> Work order
Reproduce the entries that follow exactly, dropping each image.

> Extracted data

[Start of Attachment]

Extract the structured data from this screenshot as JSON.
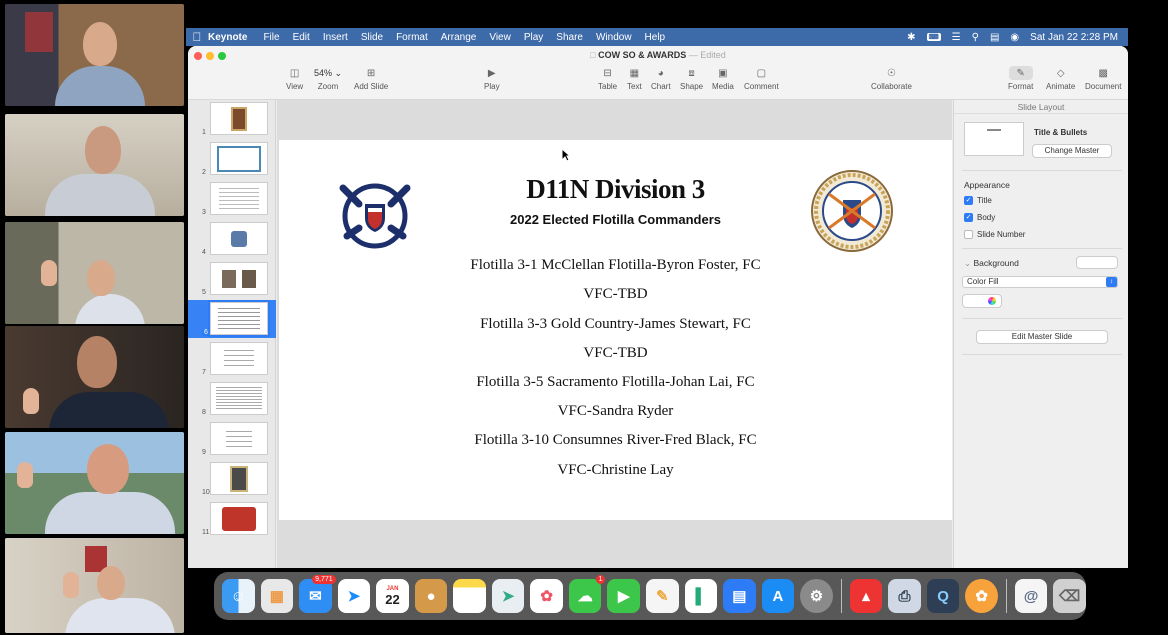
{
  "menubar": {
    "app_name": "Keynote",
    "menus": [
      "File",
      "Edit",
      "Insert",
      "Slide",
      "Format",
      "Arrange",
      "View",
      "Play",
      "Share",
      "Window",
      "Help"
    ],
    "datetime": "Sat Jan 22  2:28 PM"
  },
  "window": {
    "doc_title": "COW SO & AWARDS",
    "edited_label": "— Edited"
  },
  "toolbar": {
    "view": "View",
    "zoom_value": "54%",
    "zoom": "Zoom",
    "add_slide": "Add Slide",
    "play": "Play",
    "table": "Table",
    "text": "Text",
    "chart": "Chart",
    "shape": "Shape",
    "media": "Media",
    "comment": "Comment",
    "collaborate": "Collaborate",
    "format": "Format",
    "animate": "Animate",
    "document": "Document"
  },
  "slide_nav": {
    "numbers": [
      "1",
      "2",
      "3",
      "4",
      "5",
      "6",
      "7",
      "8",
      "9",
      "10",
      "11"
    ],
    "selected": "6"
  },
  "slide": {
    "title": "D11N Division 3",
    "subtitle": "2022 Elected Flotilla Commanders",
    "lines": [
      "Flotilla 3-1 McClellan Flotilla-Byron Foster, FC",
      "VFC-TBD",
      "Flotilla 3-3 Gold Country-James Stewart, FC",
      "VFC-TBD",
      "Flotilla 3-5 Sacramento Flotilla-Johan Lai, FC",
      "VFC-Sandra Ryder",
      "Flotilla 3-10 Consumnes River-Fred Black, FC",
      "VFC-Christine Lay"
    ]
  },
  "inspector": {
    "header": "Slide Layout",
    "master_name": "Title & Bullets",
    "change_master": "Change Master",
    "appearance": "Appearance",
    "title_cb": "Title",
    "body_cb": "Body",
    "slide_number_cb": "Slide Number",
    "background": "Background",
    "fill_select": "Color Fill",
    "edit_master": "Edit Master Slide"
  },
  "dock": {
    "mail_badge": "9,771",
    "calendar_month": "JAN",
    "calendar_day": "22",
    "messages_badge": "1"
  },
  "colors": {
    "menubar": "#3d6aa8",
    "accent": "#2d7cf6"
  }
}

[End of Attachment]

> Result
Extract the structured data from this screenshot as JSON.
{
  "menubar": {
    "app_name": "Keynote",
    "menus": [
      "File",
      "Edit",
      "Insert",
      "Slide",
      "Format",
      "Arrange",
      "View",
      "Play",
      "Share",
      "Window",
      "Help"
    ],
    "datetime": "Sat Jan 22  2:28 PM"
  },
  "window": {
    "doc_title": "COW SO & AWARDS",
    "edited_label": "— Edited"
  },
  "toolbar": {
    "view": "View",
    "zoom_value": "54%",
    "zoom": "Zoom",
    "add_slide": "Add Slide",
    "play": "Play",
    "table": "Table",
    "text": "Text",
    "chart": "Chart",
    "shape": "Shape",
    "media": "Media",
    "comment": "Comment",
    "collaborate": "Collaborate",
    "format": "Format",
    "animate": "Animate",
    "document": "Document"
  },
  "slide_nav": {
    "numbers": [
      "1",
      "2",
      "3",
      "4",
      "5",
      "6",
      "7",
      "8",
      "9",
      "10",
      "11"
    ],
    "selected": "6"
  },
  "slide": {
    "title": "D11N Division 3",
    "subtitle": "2022 Elected Flotilla Commanders",
    "lines": [
      "Flotilla 3-1 McClellan Flotilla-Byron Foster, FC",
      "VFC-TBD",
      "Flotilla 3-3 Gold Country-James Stewart, FC",
      "VFC-TBD",
      "Flotilla 3-5 Sacramento Flotilla-Johan Lai, FC",
      "VFC-Sandra Ryder",
      "Flotilla 3-10 Consumnes River-Fred Black, FC",
      "VFC-Christine Lay"
    ]
  },
  "inspector": {
    "header": "Slide Layout",
    "master_name": "Title & Bullets",
    "change_master": "Change Master",
    "appearance": "Appearance",
    "title_cb": "Title",
    "body_cb": "Body",
    "slide_number_cb": "Slide Number",
    "background": "Background",
    "fill_select": "Color Fill",
    "edit_master": "Edit Master Slide"
  },
  "dock": {
    "mail_badge": "9,771",
    "calendar_month": "JAN",
    "calendar_day": "22",
    "messages_badge": "1"
  },
  "colors": {
    "menubar": "#3d6aa8",
    "accent": "#2d7cf6"
  }
}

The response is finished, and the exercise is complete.